Exercise requirements: Keep only the lines of the data below that contain "Escenas", and copy them.

Extracted records:

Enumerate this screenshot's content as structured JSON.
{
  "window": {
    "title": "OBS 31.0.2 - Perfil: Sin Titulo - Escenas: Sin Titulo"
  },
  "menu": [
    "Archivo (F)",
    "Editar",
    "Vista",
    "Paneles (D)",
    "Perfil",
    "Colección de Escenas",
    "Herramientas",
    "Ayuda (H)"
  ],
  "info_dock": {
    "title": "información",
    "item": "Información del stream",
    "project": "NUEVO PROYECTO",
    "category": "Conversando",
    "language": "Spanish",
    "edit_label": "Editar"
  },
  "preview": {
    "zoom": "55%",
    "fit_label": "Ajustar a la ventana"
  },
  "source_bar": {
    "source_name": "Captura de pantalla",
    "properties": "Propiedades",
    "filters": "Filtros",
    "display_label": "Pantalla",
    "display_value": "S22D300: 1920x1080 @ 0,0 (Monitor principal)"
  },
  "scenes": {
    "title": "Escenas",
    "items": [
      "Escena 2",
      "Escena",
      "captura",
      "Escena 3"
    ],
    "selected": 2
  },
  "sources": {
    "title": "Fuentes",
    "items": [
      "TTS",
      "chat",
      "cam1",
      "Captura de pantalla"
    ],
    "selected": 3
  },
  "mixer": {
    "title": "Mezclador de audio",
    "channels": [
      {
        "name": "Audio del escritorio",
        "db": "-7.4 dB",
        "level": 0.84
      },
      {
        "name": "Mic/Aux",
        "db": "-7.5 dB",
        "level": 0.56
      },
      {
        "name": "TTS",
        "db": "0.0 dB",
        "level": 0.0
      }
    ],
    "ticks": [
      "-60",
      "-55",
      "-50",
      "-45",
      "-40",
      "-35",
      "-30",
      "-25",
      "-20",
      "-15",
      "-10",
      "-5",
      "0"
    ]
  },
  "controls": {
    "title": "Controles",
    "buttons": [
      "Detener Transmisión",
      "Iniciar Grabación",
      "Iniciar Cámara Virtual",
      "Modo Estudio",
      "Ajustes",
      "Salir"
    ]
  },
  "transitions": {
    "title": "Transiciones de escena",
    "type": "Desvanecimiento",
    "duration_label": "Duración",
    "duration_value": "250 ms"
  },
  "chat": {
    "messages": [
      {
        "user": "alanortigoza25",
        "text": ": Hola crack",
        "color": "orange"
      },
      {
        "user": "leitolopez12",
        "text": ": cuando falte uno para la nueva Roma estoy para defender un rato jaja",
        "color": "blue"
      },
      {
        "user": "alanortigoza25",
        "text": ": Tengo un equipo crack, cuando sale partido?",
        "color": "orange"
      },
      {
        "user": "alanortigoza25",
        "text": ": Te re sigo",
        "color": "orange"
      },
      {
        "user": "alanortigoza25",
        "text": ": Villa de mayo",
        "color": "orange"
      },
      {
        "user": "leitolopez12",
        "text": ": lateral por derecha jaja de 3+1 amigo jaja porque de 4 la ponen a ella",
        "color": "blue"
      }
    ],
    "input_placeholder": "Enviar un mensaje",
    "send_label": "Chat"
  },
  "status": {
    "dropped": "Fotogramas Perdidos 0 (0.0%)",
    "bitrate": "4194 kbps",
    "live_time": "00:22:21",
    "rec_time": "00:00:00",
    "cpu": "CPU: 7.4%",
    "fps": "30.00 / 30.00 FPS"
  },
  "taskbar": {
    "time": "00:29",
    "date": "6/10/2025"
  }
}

Your solution:
    "title": "OBS 31.0.2 - Perfil: Sin Titulo - Escenas: Sin Titulo"
    "Colección de Escenas",
    "title": "Escenas",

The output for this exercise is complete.